WORK REQUEST:
Retype, exactly and completely, the listing that comes next, skipping its images.

THE RECORDS:
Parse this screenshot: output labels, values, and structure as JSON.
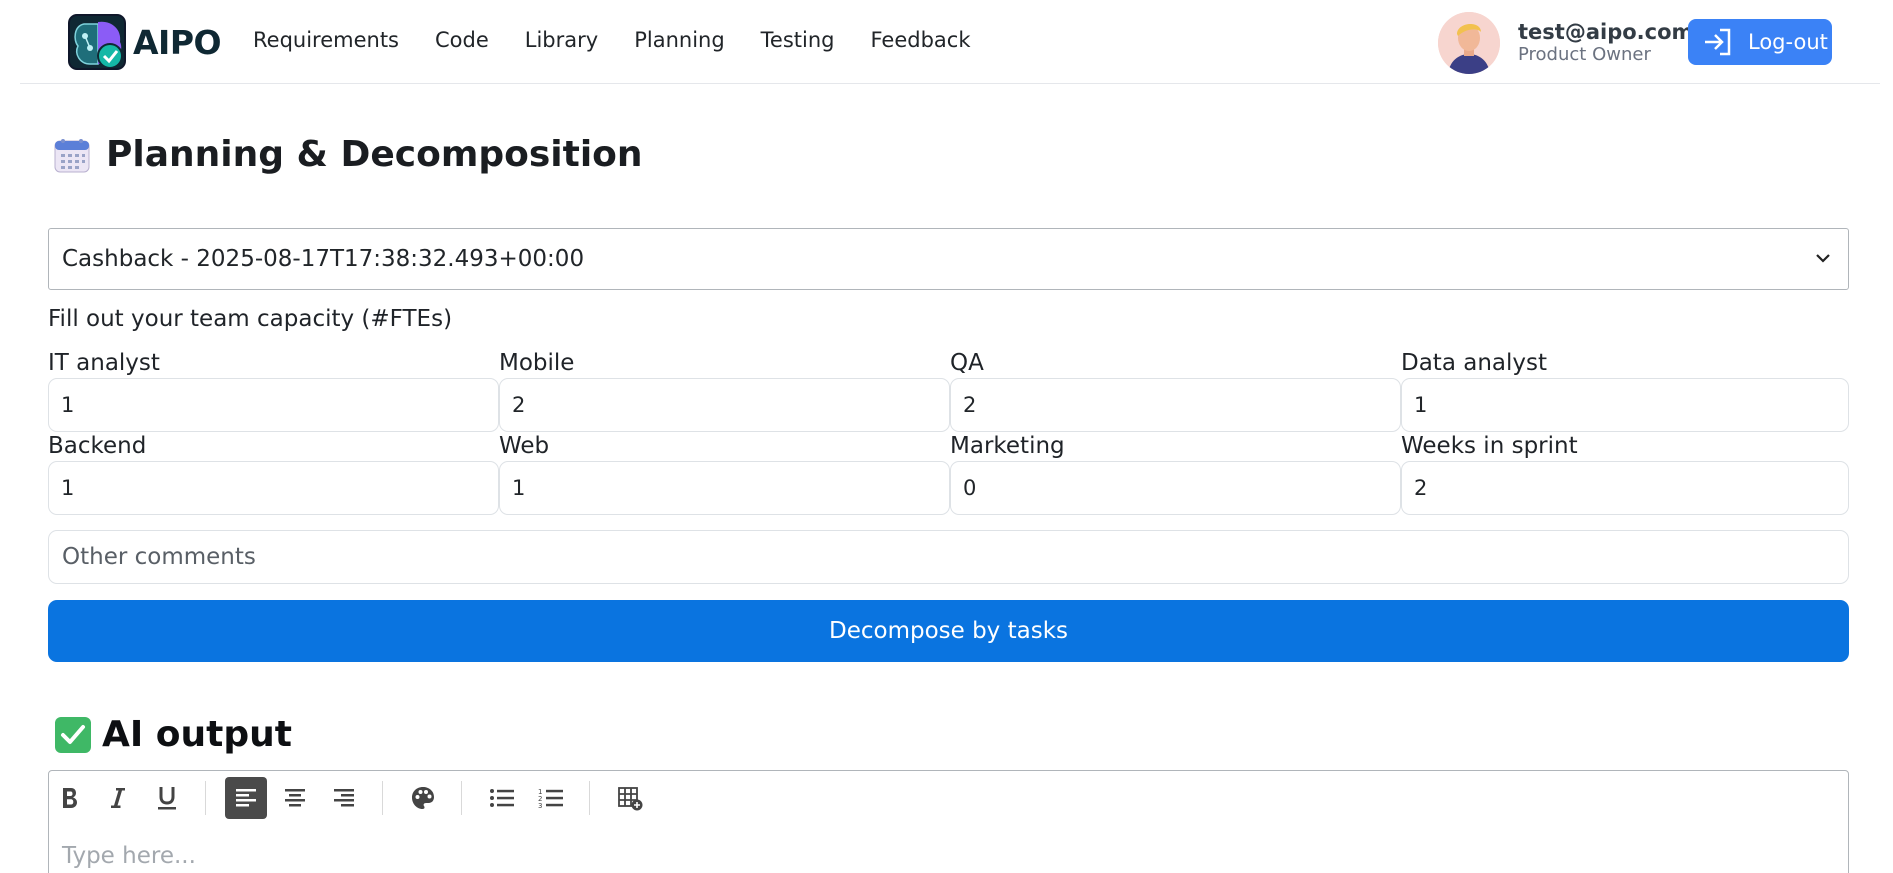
{
  "header": {
    "brand": "AIPO",
    "nav": [
      "Requirements",
      "Code",
      "Library",
      "Planning",
      "Testing",
      "Feedback"
    ],
    "user_email": "test@aipo.com",
    "user_role": "Product Owner",
    "logout_label": "Log-out"
  },
  "page": {
    "title": "Planning & Decomposition",
    "selected_requirement": "Cashback - 2025-08-17T17:38:32.493+00:00",
    "capacity_label": "Fill out your team capacity (#FTEs)",
    "fields": [
      {
        "label": "IT analyst",
        "value": "1"
      },
      {
        "label": "Mobile",
        "value": "2"
      },
      {
        "label": "QA",
        "value": "2"
      },
      {
        "label": "Data analyst",
        "value": "1"
      },
      {
        "label": "Backend",
        "value": "1"
      },
      {
        "label": "Web",
        "value": "1"
      },
      {
        "label": "Marketing",
        "value": "0"
      },
      {
        "label": "Weeks in sprint",
        "value": "2"
      }
    ],
    "comments_placeholder": "Other comments",
    "decompose_label": "Decompose by tasks"
  },
  "output": {
    "title": "AI output",
    "editor_placeholder": "Type here..."
  },
  "colors": {
    "primary": "#0a74e0",
    "logout": "#3b82f6",
    "brand": "#0f2833"
  }
}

FINISHED EXERCISE:
Parse this screenshot: output labels, values, and structure as JSON.
{
  "header": {
    "brand": "AIPO",
    "nav": [
      "Requirements",
      "Code",
      "Library",
      "Planning",
      "Testing",
      "Feedback"
    ],
    "user_email": "test@aipo.com",
    "user_role": "Product Owner",
    "logout_label": "Log-out"
  },
  "page": {
    "title": "Planning & Decomposition",
    "selected_requirement": "Cashback - 2025-08-17T17:38:32.493+00:00",
    "capacity_label": "Fill out your team capacity (#FTEs)",
    "fields": [
      {
        "label": "IT analyst",
        "value": "1"
      },
      {
        "label": "Mobile",
        "value": "2"
      },
      {
        "label": "QA",
        "value": "2"
      },
      {
        "label": "Data analyst",
        "value": "1"
      },
      {
        "label": "Backend",
        "value": "1"
      },
      {
        "label": "Web",
        "value": "1"
      },
      {
        "label": "Marketing",
        "value": "0"
      },
      {
        "label": "Weeks in sprint",
        "value": "2"
      }
    ],
    "comments_placeholder": "Other comments",
    "decompose_label": "Decompose by tasks"
  },
  "output": {
    "title": "AI output",
    "editor_placeholder": "Type here..."
  },
  "colors": {
    "primary": "#0a74e0",
    "logout": "#3b82f6",
    "brand": "#0f2833"
  }
}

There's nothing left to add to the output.